Living History June 2005

By Diane Haddad Premium


Odds-On Favorite
When Las Vegas turns 100 this spring, you can bet it’ll host a party like no other. Ante up May 10-15, 2005, for the Helldorado Days re-creation of old Las Vegas, complete with a Whiskerino contest for the men. May 15, watch a reenactment of the land auction that gave birth to Sin City — then dig into a 130,000-pound birthday cake. Celebratory events continue throughout May and June; call (702) 229-2005 or see <> for dates and places.


Before Camelot

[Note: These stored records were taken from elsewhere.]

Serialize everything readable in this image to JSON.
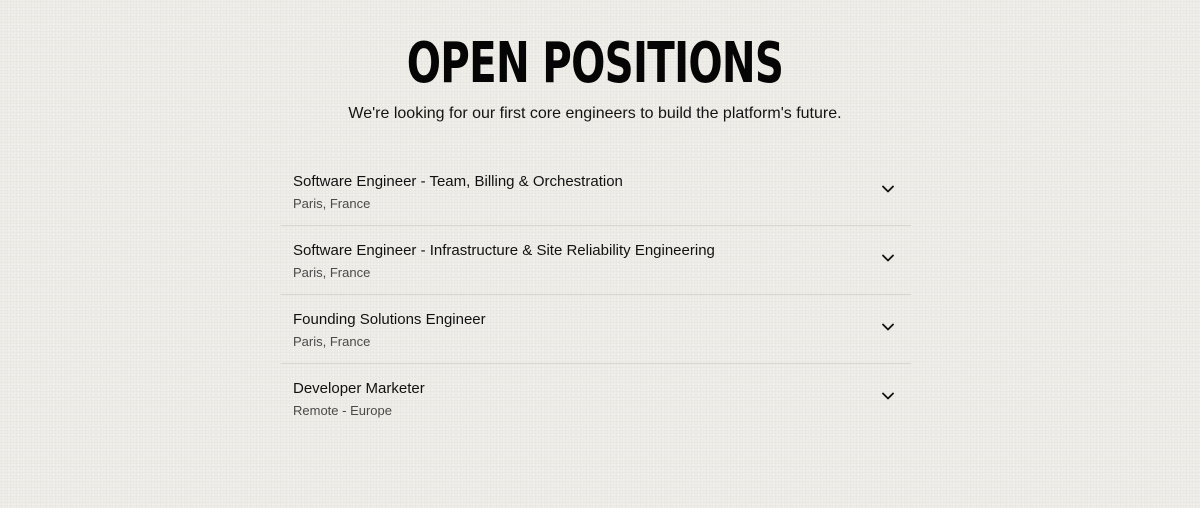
{
  "header": {
    "title": "OPEN POSITIONS",
    "subtitle": "We're looking for our first core engineers to build the platform's future."
  },
  "jobs": [
    {
      "title": "Software Engineer - Team, Billing & Orchestration",
      "location": "Paris, France"
    },
    {
      "title": "Software Engineer - Infrastructure & Site Reliability Engineering",
      "location": "Paris, France"
    },
    {
      "title": "Founding Solutions Engineer",
      "location": "Paris, France"
    },
    {
      "title": "Developer Marketer",
      "location": "Remote - Europe"
    }
  ],
  "icons": {
    "expand": "chevron-down-icon"
  },
  "colors": {
    "background": "#efede8",
    "text": "#111111",
    "muted": "#4a4a4a",
    "divider": "#d9d6d0"
  }
}
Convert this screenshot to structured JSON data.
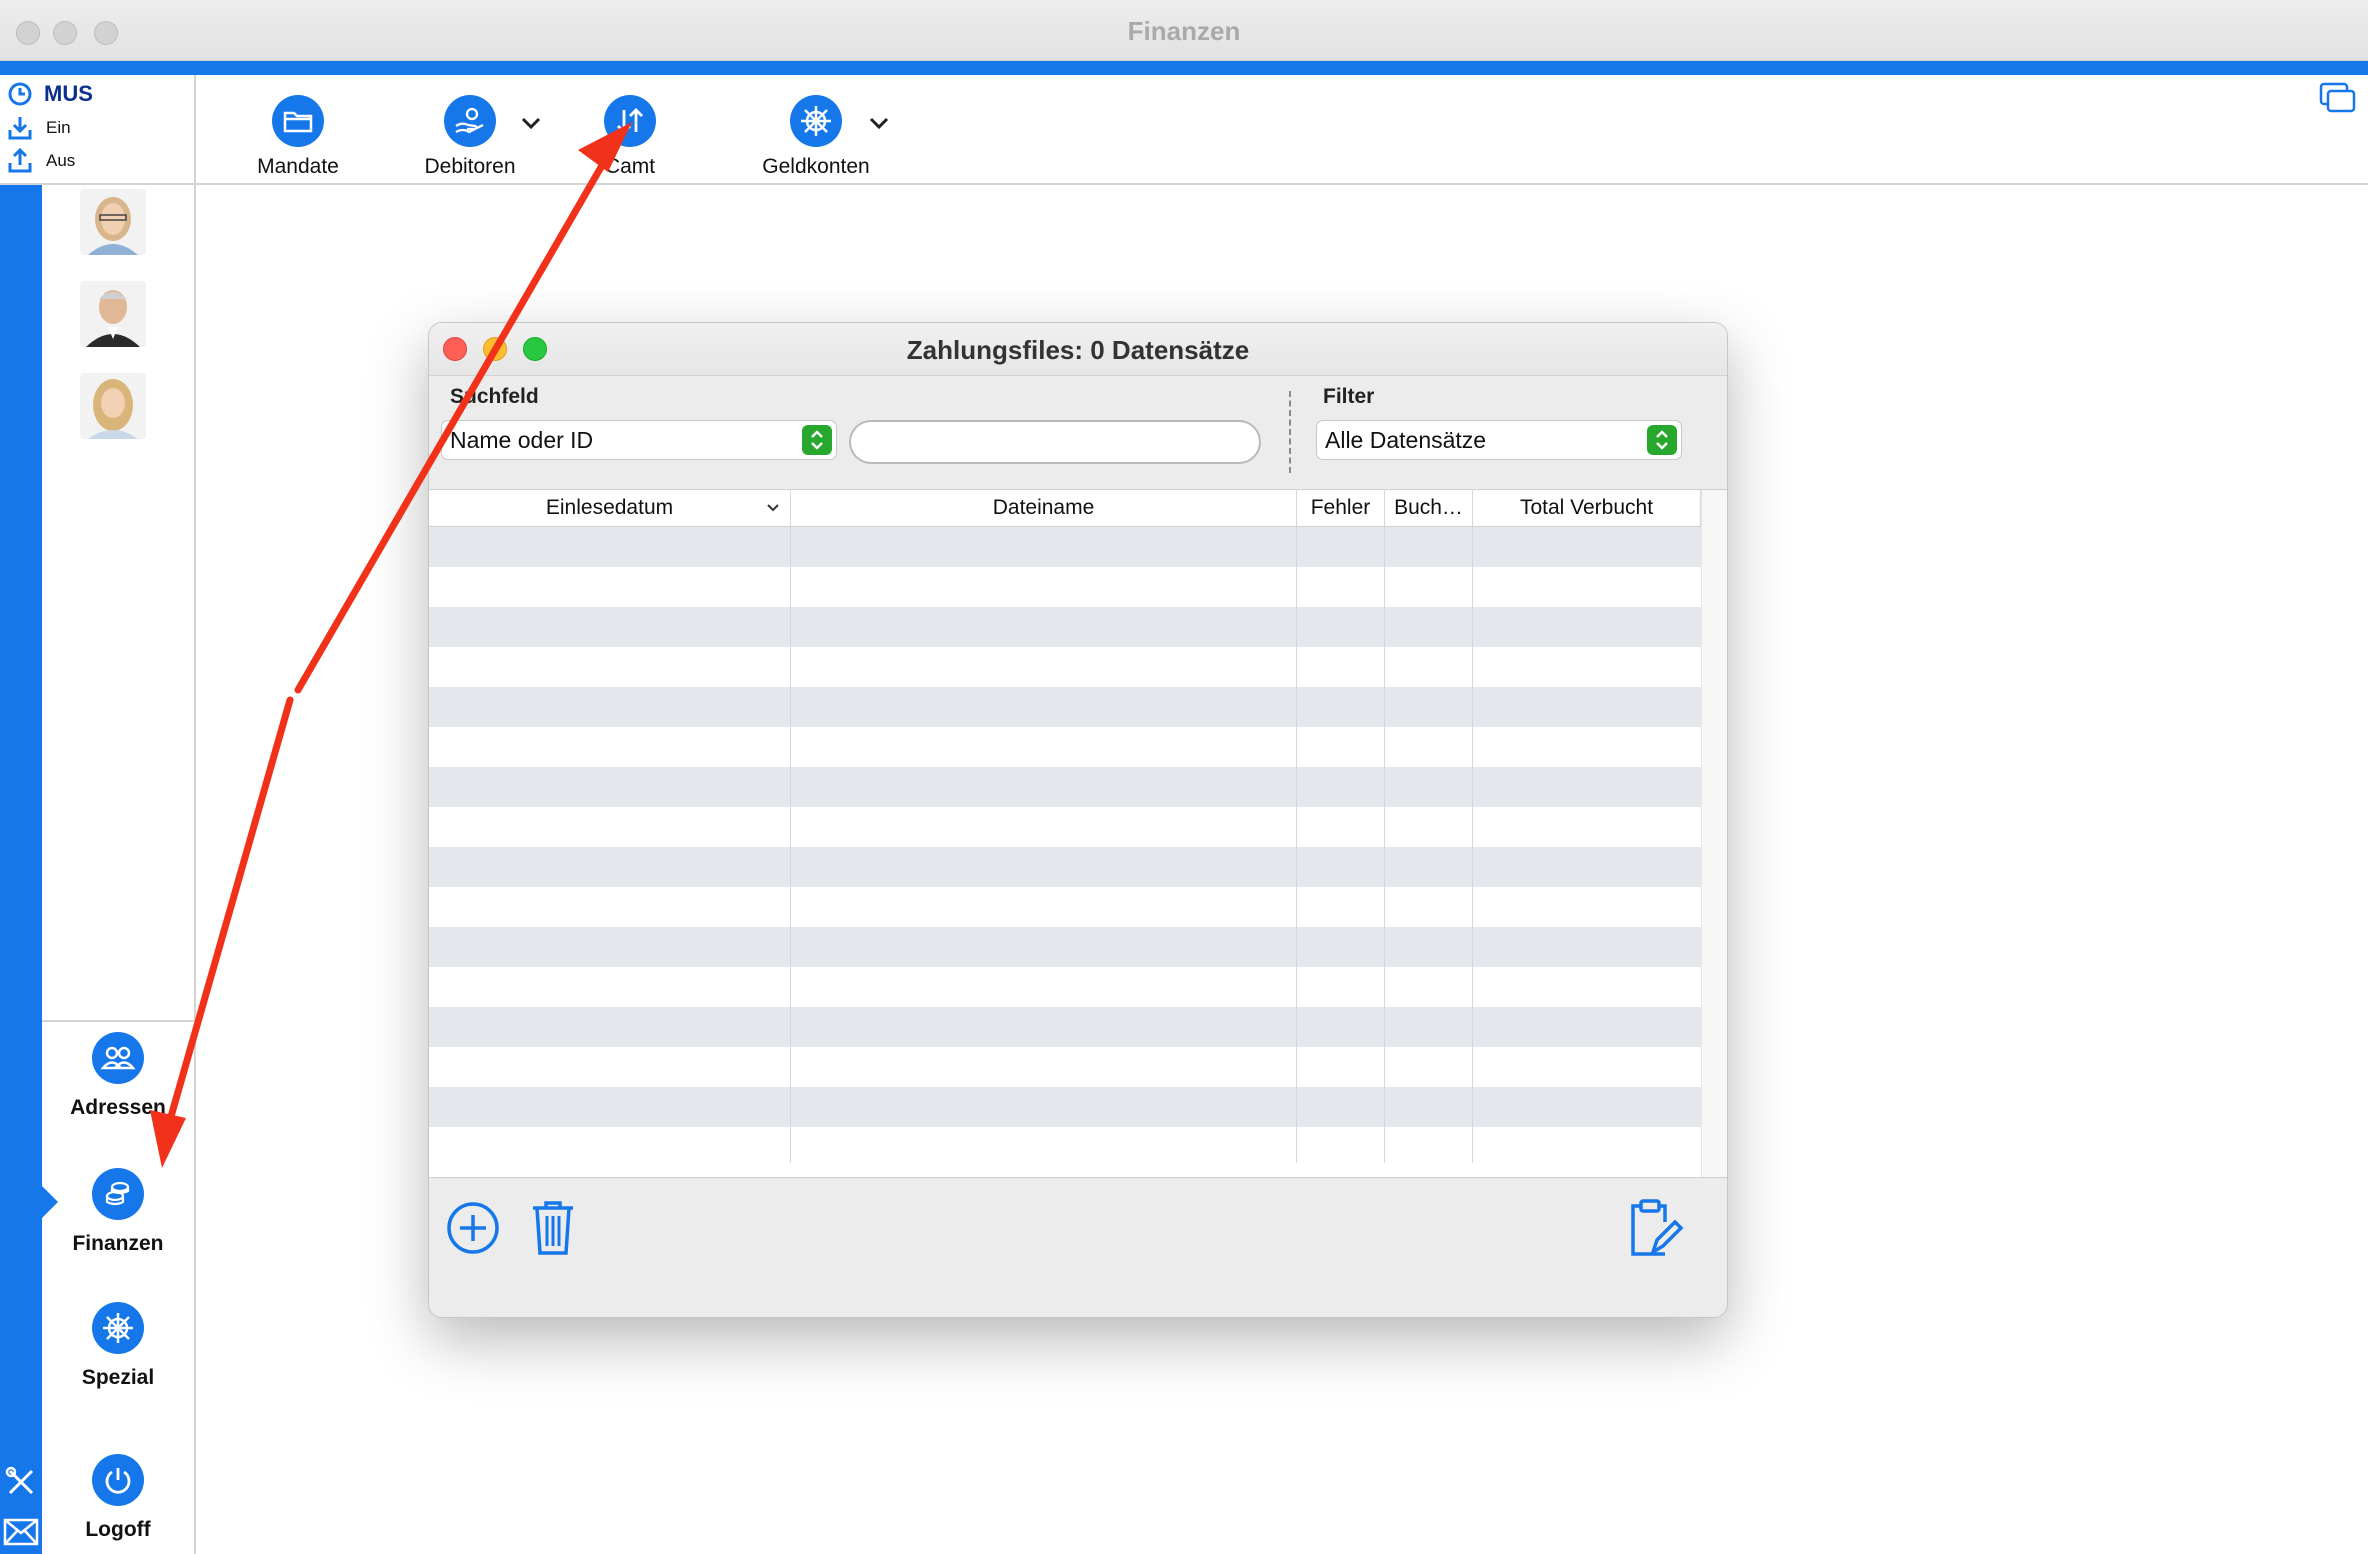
{
  "window": {
    "title": "Finanzen"
  },
  "user_panel": {
    "user": "MUS",
    "in_label": "Ein",
    "out_label": "Aus"
  },
  "toolbar": {
    "items": [
      {
        "label": "Mandate",
        "icon": "folder-icon"
      },
      {
        "label": "Debitoren",
        "icon": "hand-coin-icon"
      },
      {
        "label": "Camt",
        "icon": "arrows-up-down-icon"
      },
      {
        "label": "Geldkonten",
        "icon": "helm-icon"
      }
    ]
  },
  "nav": {
    "items": [
      {
        "label": "Adressen",
        "icon": "people-icon"
      },
      {
        "label": "Finanzen",
        "icon": "coins-icon",
        "selected": true
      },
      {
        "label": "Spezial",
        "icon": "helm-icon"
      },
      {
        "label": "Logoff",
        "icon": "power-icon"
      }
    ]
  },
  "dialog": {
    "title": "Zahlungsfiles: 0 Datensätze",
    "search_label": "Suchfeld",
    "search_field_value": "Name oder ID",
    "search_text_value": "",
    "filter_label": "Filter",
    "filter_value": "Alle Datensätze",
    "columns": [
      "Einlesedatum",
      "Dateiname",
      "Fehler",
      "Buch…",
      "Total Verbucht"
    ],
    "rows": []
  },
  "colors": {
    "accent": "#1677ea",
    "annotation": "#f2311b",
    "popup_green": "#27a82d"
  }
}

You’ve heard the stories, now see the relics behind the 35th president’s legendary WWII naval service commanding a PT 109 torpedo boat. Starting May 21, 2005, the John F. Kennedy Library & Museum hosts a JFK in World War II exhibit with artifacts such as JFK’s scrapbook, the PT 109’s logbook and the coconut shell bearing Kennedy’s scratched SOS after the boat was attacked in the South Pacific. Admission costs $10, with discounts for seniors and students; veterans get in free May 21 to July 4. For more information, call (866) 535-1960 or visit <>.


Wild, Wild West

Ever since Charles Goodnight and Oliver Loving blazed the first cattle trail, driving 2,000 longhorns from Texas to New Mexico in 1866, cowboy culture has loomed large in the American psyche. But the popular, romantic image of the handsome cowhand crooning to his bovine charges around a campfire doesn’t jibe with reality: Life on the trail was dirty and exhausting work. Getting as many as 3,000 cattle to stay in formation, chasing runaway calves, heading off stampedes and enduring the elements are just some reasons why most cowboys made the trip only once. The cattle-driving era itself was short-lived, ending in the 1880s when train tracks and barbed wire criss-crossed the plains and rendered the expensive, arduous journeys obsolete.

The National Cowboy Museum in Oklahoma City, Okla., lies not far from the legendary Chisolm Trail, which stretched hundreds of miles from Texas to Abilene, Kan. There, cattle boarded trains bound for northern beef processors. Get a taste — literally — of cowboy life May 28-29, 2005, at the museum’s 15th annual Chuck Wagon Gathering and Children’s Cowboy Festival. Sample classic campfire fare such as biscuits, stew, beans and cobbler. Then ride a stagecoach, make a rope and twirl a lasso, attend an old-fashioned medicine show or relax to the sounds of western singer Red Steagall and balladeer Don Edwards. A one-day pass costs $12 for adults; $8.50 for seniors and $5 for children ages 6 to 12. To find out more, call (405) 478-2250 or go to <>.


Culture Club

 This 280-year-old fishing village pays homage to its heritage during the Provincetown Portuguese Festival June 23-26, 2005. Experience early residents’ culture through exhibits, traditional dance, wine tasting, a fishing derby and fado concerts. (Some call this blues-y musical genre “the heart of the Portuguese soul.”) It all leads up to a Sunday mass, procession and the 58th annual Blessing of the Fleet. Admission is free except for some special events. Get details from (508) 487-0086 or <>.


Gaelic Gala
The centuries-old Gaelic tradition of the feis lives on June 2-4, 2005, in the inaugural Halifax Celtic Feis. It features Highland games (think caber toss, stone throw, sheaf toss), dancing, traditional music, food and workshops in genealogy and history. Admission to most events is free; you’ll need tickets for some concerts and art shows. Find out more by calling (902) 444-3000 or visiting <>.


Let’s Go Dutch

Experience Pennsylvania Dutch (as 18th-century German immigrants are commonly called) folklife July 2-10, 2005, at the Kutztown Pennsylvania German Festival. Tour a Mennonite meeting house, browse America’s largest quilt sale, learn about early farming techniques, and watch demonstrations of crafts such as broom making and tole painting. You’ll also enjoy traditional food — waffles, pretzels, smoked cheese — while listening to fiddlers and folk singers. Join the festivities for $10, or $9 for seniors. Children 12 and under get in free. Call toll free (888) 674-6136 or visit <> for information.
From the June 2005 Family Tree Magazine